— What the exercise asks —
Find the word "花花与幕间剧" in the data. Return every line where it appears.

— Given data —
________________
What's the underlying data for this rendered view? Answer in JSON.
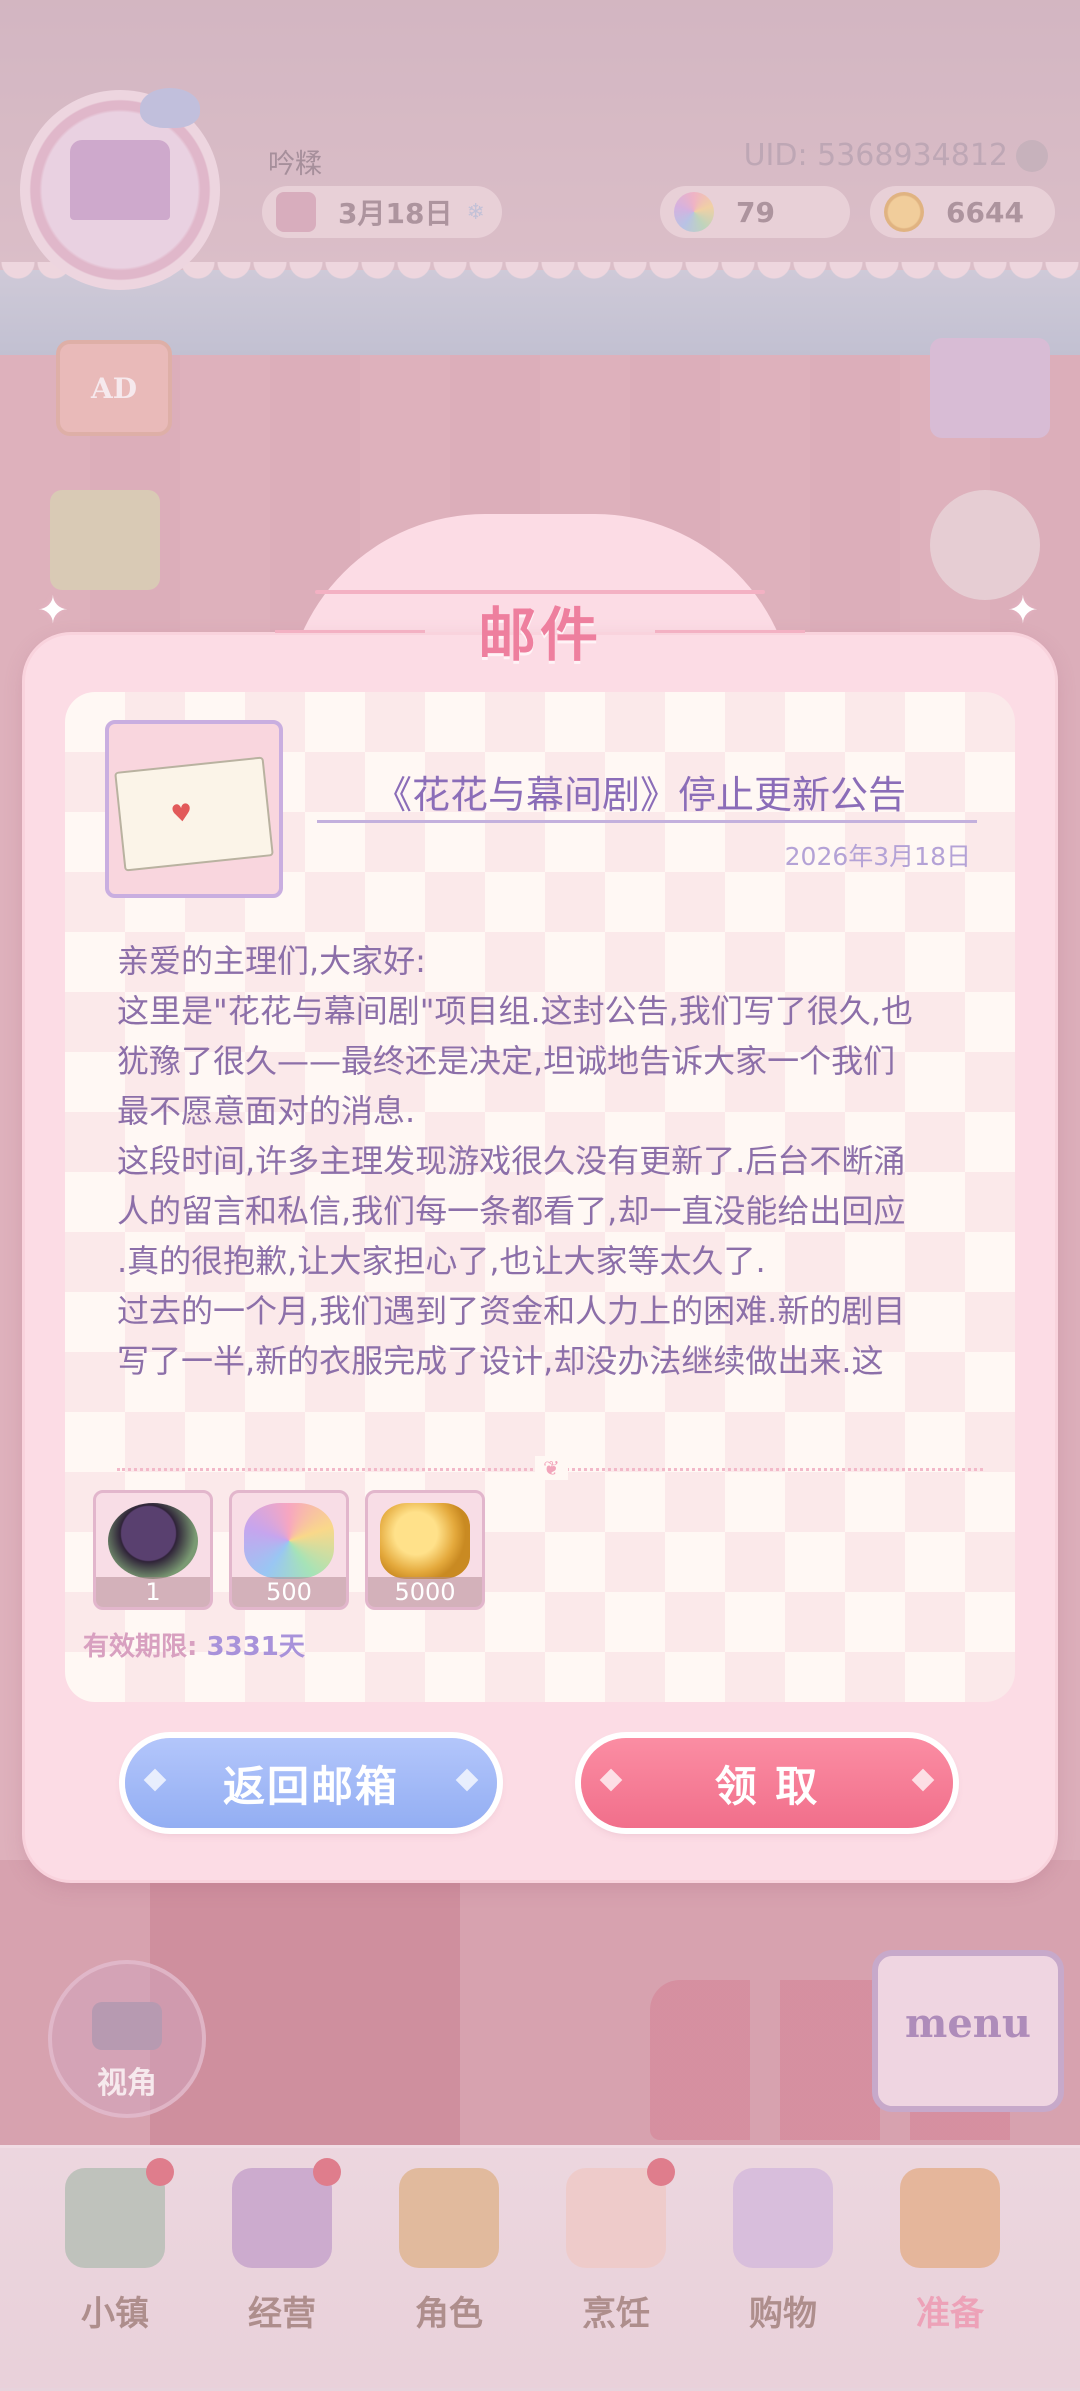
{
  "hud": {
    "player_name": "吟糅",
    "uid": "UID: 5368934812",
    "date": "3月18日",
    "flowers": "79",
    "coins": "6644",
    "ad_label": "AD"
  },
  "mail": {
    "title": "邮件",
    "subject": "《花花与幕间剧》停止更新公告",
    "date": "2026年3月18日",
    "body_lines": [
      "亲爱的主理们,大家好:",
      "这里是\"花花与幕间剧\"项目组.这封公告,我们写了很久,也",
      "犹豫了很久——最终还是决定,坦诚地告诉大家一个我们",
      "最不愿意面对的消息.",
      "这段时间,许多主理发现游戏很久没有更新了.后台不断涌",
      "人的留言和私信,我们每一条都看了,却一直没能给出回应",
      ".真的很抱歉,让大家担心了,也让大家等太久了.",
      "过去的一个月,我们遇到了资金和人力上的困难.新的剧目",
      "写了一半,新的衣服完成了设计,却没办法继续做出来.这"
    ],
    "rewards": [
      {
        "icon": "hat-item-icon",
        "qty": "1"
      },
      {
        "icon": "rainbow-petal-icon",
        "qty": "500"
      },
      {
        "icon": "gold-coins-icon",
        "qty": "5000"
      }
    ],
    "validity_label": "有效期限:",
    "validity_days": "3331天",
    "back_button": "返回邮箱",
    "claim_button": "领 取"
  },
  "side": {
    "camera_label": "视角",
    "menu_label": "menu"
  },
  "nav": {
    "items": [
      {
        "label": "小镇",
        "icon": "town-map-icon",
        "badge": true
      },
      {
        "label": "经营",
        "icon": "top-hat-icon",
        "badge": true
      },
      {
        "label": "角色",
        "icon": "character-icon",
        "badge": false
      },
      {
        "label": "烹饪",
        "icon": "sandwich-icon",
        "badge": true
      },
      {
        "label": "购物",
        "icon": "shopping-bag-icon",
        "badge": false
      },
      {
        "label": "准备",
        "icon": "basket-icon",
        "badge": false,
        "active": true
      }
    ]
  },
  "colors": {
    "accent_pink": "#ee7f9e",
    "text_purple": "#8c6fa9",
    "button_blue": "#a3bbf7",
    "button_pink": "#f47c95",
    "badge_red": "#d63b4f"
  }
}
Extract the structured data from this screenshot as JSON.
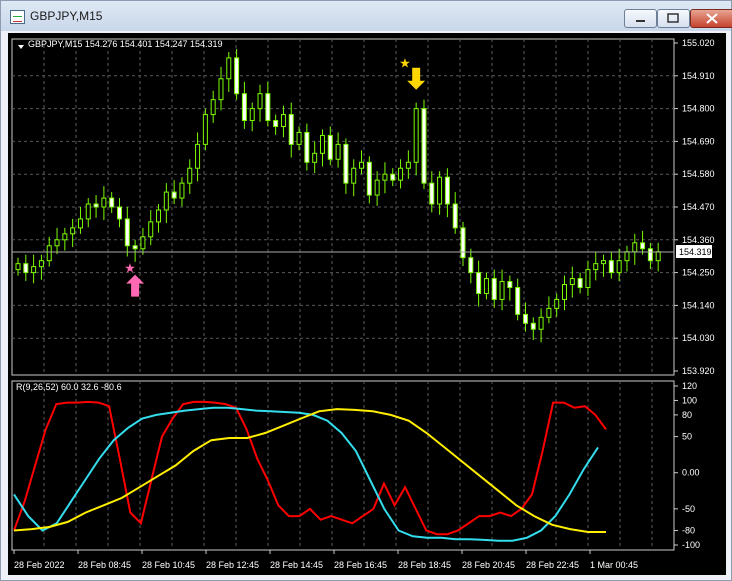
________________
— Output below —
    "subject": "《花花与幕间剧》停止更新公告",
      "这里是\"花花与幕间剧\"项目组.这封公告,我们写了很久,也",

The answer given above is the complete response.